Ceramic bulbs have a higher heat output so if you have a larger enclosure, you may want to choose this option. This option is more natural as well because the heat source will be from above instead of below. This source of heat will feel more natural for your snake.


The humidity level within your snake’s habitat should be about 30 to 50 percent so it means the environment will be quite humid. To make sure that the atmosphere stays pretty humid, you will need to make sure there is a large water bowl and that it is full.

Having a great ventilation system will help you keep the humidity at a consistent level. If you need to, you can add a mister that will keep the substrate moist and the humidity at a good level. Make sure to clean the substrate regularly. You don’t want mold growing in it.

Do Milksnakes Need Lighting? 

Nelson’s Milksnake is considered a nocturnal snake so you don’t need any special lighting for them. They will be sleeping during the day and so natural lighting is all you need. You may need additional lighting more for heat rather than light to help them with bone diseases.

Many types of snakes often get a bone disease because of the lack of Vitamin D. This breed of snake isn’t prone to getting it. You may want to include a UVB light so they still get some Vitamin D3. However, many experts will say that it is not essential. 

Caring For Your Milksnake 

Nelson’s Milk snakes are a great beginner pet for those who want to become a reptile owner. They have a great temperament and are easy to handle. You will not have to worry about too many obstacles when you are taking care of this animal. 

When you own a milk snake, you will find they are simple and docile. You don’t have to learn too many techniques, tips, and tricks and you will not have to worry about any aggressive strikes or temperament. You will definitely find yourself pleased with this as your pet.
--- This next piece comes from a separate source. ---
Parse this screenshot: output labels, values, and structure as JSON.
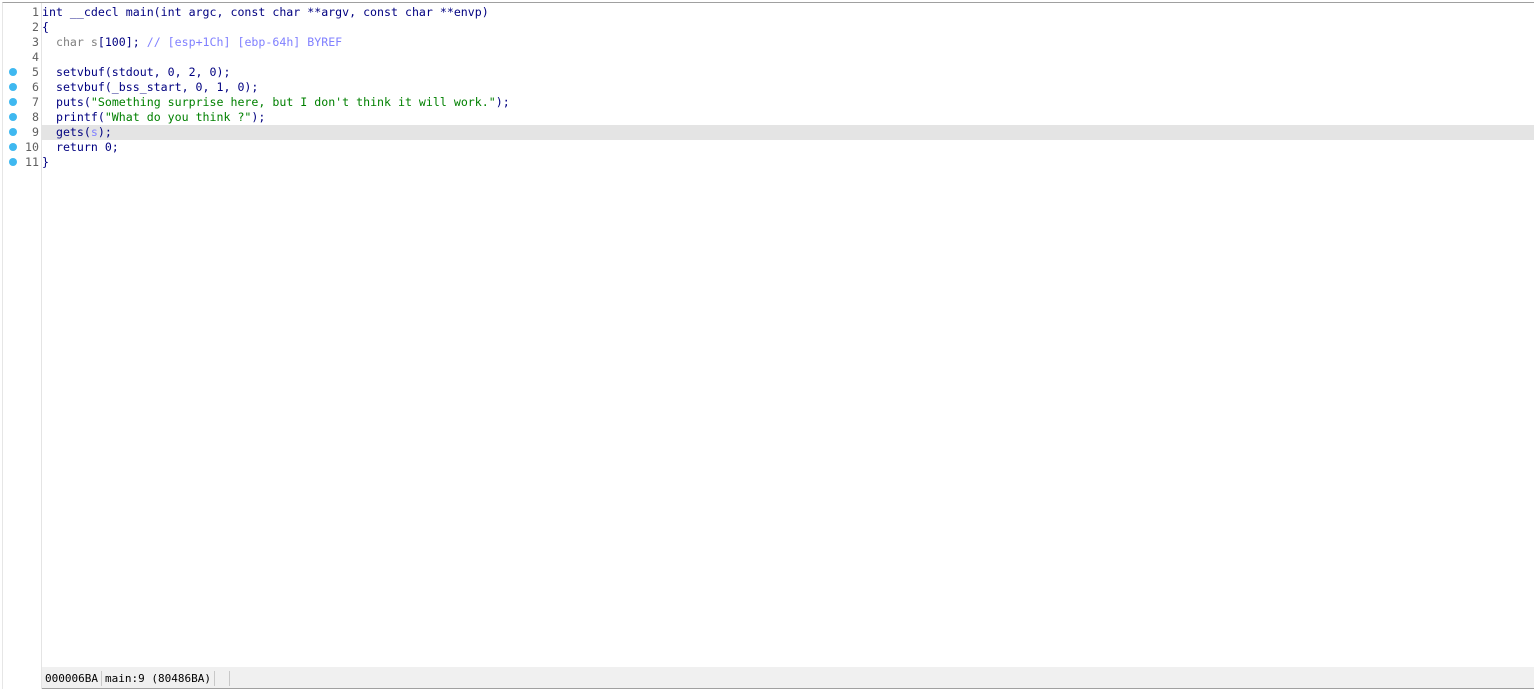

If you are looking for a great pet snake to get started with then I would also suggest you check out my article:  9 Best Pet Snakes For Kids And Beginners!

Recent Posts